-- Opening Marker --

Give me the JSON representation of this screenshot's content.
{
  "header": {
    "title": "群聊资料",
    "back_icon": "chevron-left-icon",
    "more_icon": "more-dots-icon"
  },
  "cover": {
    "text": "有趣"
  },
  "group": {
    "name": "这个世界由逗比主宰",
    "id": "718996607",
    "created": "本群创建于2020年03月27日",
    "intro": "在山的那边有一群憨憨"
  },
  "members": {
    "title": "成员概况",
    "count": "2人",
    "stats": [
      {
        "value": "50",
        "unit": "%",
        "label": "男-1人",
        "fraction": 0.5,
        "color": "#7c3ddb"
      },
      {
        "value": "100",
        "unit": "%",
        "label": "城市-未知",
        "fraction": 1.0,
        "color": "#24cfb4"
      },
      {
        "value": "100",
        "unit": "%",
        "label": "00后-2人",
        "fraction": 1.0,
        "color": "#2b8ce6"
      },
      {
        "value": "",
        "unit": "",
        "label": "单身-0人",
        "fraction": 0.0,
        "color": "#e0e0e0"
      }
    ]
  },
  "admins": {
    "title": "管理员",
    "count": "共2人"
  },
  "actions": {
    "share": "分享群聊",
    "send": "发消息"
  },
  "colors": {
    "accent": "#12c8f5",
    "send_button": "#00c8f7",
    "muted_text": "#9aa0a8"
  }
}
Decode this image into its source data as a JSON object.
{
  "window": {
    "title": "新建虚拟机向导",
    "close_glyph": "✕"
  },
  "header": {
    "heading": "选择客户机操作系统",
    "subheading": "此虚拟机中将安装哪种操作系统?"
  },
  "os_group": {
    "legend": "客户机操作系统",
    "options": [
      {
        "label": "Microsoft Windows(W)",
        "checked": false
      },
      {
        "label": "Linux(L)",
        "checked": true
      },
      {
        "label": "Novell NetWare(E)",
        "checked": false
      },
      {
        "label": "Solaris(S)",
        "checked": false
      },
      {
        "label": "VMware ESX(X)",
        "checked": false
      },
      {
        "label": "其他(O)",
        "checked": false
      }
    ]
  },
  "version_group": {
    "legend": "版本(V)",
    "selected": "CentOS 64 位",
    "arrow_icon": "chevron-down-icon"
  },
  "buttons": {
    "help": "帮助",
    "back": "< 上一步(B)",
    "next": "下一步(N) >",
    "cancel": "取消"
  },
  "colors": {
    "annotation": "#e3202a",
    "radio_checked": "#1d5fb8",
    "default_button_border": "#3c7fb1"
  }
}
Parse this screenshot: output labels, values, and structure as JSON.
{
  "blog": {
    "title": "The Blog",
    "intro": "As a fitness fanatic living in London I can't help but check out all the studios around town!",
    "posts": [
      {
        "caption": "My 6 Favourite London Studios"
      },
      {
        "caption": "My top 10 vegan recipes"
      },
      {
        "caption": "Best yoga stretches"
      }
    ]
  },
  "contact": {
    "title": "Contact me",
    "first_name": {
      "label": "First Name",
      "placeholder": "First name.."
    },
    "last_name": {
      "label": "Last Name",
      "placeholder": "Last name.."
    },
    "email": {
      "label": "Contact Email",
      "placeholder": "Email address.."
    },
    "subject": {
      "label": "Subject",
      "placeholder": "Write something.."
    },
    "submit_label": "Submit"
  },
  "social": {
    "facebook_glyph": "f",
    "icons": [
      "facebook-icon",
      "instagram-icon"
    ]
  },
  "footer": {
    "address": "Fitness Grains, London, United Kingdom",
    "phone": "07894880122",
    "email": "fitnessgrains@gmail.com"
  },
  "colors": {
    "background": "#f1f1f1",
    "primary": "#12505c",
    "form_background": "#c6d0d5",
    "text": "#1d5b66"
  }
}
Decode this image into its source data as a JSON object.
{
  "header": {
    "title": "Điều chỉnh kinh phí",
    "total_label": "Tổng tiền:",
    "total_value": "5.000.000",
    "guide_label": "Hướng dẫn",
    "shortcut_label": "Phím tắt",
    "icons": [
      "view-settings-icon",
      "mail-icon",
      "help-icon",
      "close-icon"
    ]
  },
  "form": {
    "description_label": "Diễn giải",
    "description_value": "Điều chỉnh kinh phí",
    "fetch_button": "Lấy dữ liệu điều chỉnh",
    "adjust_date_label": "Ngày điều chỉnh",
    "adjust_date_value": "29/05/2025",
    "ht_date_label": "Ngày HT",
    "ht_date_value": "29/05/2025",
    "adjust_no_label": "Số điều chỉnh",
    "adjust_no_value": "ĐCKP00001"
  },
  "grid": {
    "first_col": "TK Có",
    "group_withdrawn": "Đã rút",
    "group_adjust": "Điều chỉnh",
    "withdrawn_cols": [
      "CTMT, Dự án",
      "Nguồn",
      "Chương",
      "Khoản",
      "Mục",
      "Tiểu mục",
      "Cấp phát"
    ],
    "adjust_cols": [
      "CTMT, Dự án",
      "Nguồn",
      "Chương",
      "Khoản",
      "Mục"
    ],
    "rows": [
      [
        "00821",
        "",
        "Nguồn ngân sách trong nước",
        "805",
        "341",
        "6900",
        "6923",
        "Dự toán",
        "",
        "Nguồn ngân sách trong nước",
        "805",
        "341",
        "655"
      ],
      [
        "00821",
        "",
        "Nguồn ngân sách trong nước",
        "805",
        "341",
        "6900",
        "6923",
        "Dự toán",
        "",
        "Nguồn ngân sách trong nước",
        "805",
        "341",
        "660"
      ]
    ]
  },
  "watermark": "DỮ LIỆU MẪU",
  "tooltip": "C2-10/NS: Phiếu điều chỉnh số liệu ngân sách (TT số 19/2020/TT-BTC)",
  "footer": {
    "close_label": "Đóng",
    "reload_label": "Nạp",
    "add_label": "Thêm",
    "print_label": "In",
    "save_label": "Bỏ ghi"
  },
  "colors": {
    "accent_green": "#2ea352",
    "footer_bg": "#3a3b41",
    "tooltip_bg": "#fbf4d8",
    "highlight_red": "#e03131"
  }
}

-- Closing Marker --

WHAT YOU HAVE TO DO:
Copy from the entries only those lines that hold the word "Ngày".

THE COMPLETED TASK:
    "adjust_date_label": "Ngày điều chỉnh",
    "ht_date_label": "Ngày HT",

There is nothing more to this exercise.